Squat, bench press, row, overhead press, and deadlift. These are the “Big Five” lifts, compound exercises that work multiple muscle groups at the same time. In addition to building muscle and strength, these lifts can also help to improve flexibility, cardiovascular health, coordination, and balance. Due to the effort expended on them, they also burn more calories than isolation lifts since multiple muscle groups are being worked and require more energy and oxygen.


Squat is the king of lifts. There’s no debate about it. Not only does the squat build build, strong legs by working your glutes, hamstrings, quads, and calves, but it targets your posterior chain, works your lower back, and recruits just about every muscle in your body from your shoulders down. Additionally, squatting will work your core as you brace under the weight.

An added bonus of the squat, which elevates it above all other lifts, is that it naturally boosts production of testosterone and growth hormone. You can say that lifting in general does so, but nothing does it as effectively as the squat.

Bench Press

“How much you bench?” Every weightlifter has been asked this question, and it will continue to be asked. Although some may place too much importance on this lift, it is still important. The bench press works your pecs, shoulders, triceps, biceps, serratus, and core. Properly programming the bench press into your routine will give you great upper body strength, a big chest, and broad shoulders.

Barbell Row

There’s nothing that will build a big back like the barbell row. It hits both your upper and lower back, builds big lats, and also works the biceps and core. In addition to all this, doing rows will also increase your strength on the bench press, deadlift, and squat.
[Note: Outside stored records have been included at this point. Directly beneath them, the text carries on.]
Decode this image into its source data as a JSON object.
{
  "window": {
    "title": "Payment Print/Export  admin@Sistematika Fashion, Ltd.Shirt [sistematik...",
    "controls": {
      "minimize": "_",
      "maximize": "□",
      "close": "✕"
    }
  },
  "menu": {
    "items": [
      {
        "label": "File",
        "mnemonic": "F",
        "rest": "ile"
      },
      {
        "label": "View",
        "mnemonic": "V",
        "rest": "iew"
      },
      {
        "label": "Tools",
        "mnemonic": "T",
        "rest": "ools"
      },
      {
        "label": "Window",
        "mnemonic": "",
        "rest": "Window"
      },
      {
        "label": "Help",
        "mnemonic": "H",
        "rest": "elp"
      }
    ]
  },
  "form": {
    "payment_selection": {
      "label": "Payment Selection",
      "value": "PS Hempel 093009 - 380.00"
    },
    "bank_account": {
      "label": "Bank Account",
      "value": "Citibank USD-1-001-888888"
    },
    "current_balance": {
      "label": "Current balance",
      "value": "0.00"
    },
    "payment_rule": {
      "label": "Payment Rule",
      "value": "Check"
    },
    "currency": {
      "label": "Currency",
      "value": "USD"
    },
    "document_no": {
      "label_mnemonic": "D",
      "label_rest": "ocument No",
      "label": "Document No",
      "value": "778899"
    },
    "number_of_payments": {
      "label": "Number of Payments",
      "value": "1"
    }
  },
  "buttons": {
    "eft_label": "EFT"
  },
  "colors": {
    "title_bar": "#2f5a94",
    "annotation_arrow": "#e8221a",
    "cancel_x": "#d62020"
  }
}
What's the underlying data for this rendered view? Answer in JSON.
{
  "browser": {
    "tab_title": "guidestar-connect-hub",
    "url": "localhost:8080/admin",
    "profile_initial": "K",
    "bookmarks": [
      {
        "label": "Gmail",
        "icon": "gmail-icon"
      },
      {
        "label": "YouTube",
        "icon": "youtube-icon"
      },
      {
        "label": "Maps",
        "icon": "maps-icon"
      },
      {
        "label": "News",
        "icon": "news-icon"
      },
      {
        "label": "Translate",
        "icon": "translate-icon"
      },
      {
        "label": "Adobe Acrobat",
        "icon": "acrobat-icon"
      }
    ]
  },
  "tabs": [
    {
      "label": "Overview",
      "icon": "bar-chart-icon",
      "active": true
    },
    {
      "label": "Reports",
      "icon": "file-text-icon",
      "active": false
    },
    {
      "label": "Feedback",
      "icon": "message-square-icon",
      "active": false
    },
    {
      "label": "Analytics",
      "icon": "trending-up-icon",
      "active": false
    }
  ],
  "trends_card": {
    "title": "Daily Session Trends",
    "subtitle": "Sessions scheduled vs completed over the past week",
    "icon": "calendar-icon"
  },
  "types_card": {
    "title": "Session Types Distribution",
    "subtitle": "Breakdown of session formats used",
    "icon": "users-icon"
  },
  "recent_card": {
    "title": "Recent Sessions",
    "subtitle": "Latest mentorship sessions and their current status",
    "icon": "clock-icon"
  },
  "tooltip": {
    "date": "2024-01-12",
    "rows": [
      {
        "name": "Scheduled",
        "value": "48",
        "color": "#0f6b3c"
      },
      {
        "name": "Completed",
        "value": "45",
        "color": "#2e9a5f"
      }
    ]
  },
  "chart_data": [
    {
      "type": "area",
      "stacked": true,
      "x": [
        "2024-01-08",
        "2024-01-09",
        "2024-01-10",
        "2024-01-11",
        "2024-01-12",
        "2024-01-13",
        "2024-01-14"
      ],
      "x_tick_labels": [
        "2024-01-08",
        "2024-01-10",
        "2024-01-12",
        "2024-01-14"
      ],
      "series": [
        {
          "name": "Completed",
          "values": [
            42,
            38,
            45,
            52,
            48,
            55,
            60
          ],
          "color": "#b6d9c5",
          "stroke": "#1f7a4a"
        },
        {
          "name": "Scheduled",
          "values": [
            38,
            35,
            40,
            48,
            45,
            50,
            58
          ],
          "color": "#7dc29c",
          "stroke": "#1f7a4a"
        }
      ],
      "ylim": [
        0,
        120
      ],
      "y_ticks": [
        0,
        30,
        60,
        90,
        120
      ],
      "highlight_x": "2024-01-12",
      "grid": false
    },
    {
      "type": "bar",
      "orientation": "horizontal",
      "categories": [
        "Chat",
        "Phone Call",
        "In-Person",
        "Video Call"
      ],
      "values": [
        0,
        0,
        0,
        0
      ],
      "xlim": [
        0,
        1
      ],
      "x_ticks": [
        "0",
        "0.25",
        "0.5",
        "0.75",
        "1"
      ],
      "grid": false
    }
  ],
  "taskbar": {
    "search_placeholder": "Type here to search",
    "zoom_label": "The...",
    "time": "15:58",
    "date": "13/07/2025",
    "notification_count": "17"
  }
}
Once you build decent strength on this lift, I recommend switching to the Pendlay row variation as the starting position for each rep is with the weight on the floor rather than suspended in the air.

Overhead Press

Overhead press is one of the most neglected lifts out there. Is it hard? Yes. Should you do it? Yes. It hits your upper chest, shoulders, triceps, traps, and abs. To do them right, you must brace your core to both get the weight up and maintain proper stability. Even if this one is not your favorite, remember that it also helps to improve your bench press. You wanna be able to answer with confidence the next time you’re asked, “how much you bench?”, right?


Deadlift can be very exciting as it is the lift that allows for the most weight, and lets be real, us lifters love big numbers. There are plenty of benefits provided by the deadlift that should get you excited, too. There are plenty of instances in the real world that require picking up something heavy, and deadlifting will build strong back muscles which will allow you to pick up these items with a reduced chance of injury. The deadlift not only works your back, glutes, and hamstrings, but you work your core, arms, shoulders, and traps as well.

Looking for a routine that incorporates “The Big Five?”

Simple Method Lifting Program:

Total Body Renaissance: